This esports event has gotten big enough ratings and drawn enough interest that there may be more of them, even after live games return, executives told Andrew Greif of the Los Angeles Times.

“We’re proud of what we’ve pulled off here,” said Matt Holt, the NBA’s senior vice president of global partnerships. “And I think we will try to do more of these in the future, regardless if we’re in the current situation or if we have live sports back.”

“The tournament has been incredibly well received by viewers, both through traditional TV viewership channels, and social streaming and engagement,” Jason Argent, NBA 2K’s senior vice president for sports strategy and licensing, wrote in an email...

Viewership numbers also were not disclosed by Argent, but he wrote that “we’re pretty delighted by the reach that we’ve been able to achieve, including becoming ESPN’s most-watched esports broadcast in history.”

How viewership would fare when there were live games to watch and not the hunger for live sports we have right now is a valid question. However, the only way to find out is to have another tournament.
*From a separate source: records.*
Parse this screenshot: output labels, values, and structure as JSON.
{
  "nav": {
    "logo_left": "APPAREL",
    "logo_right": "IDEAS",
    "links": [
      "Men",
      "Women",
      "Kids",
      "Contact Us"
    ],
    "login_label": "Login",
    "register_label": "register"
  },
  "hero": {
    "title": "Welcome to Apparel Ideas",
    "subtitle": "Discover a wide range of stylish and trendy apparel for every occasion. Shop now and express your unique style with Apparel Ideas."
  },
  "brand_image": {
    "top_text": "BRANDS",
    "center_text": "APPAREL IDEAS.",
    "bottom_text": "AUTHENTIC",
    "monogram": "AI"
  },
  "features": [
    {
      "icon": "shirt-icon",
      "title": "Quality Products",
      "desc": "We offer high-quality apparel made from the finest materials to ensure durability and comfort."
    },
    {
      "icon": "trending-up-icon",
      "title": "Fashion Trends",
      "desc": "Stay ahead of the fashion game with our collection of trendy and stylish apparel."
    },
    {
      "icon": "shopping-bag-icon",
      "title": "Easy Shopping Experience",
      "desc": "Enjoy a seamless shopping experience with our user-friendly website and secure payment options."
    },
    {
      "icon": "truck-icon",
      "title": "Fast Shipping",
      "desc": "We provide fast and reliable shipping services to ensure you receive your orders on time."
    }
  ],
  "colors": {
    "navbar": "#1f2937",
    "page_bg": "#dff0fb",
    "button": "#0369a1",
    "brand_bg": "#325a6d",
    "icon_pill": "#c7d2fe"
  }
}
The players would be down for it, more stakes could be put on the line (money toward a charity?), and the production value could even go up when guys aren’t stuck at home by themselves.

Then again, the banter between guys sitting at home talking — and Beverley’s trash talk — is part of the draw.

It’s all been entertaining enough that this esports experiment likely will be back. Maybe before live games are.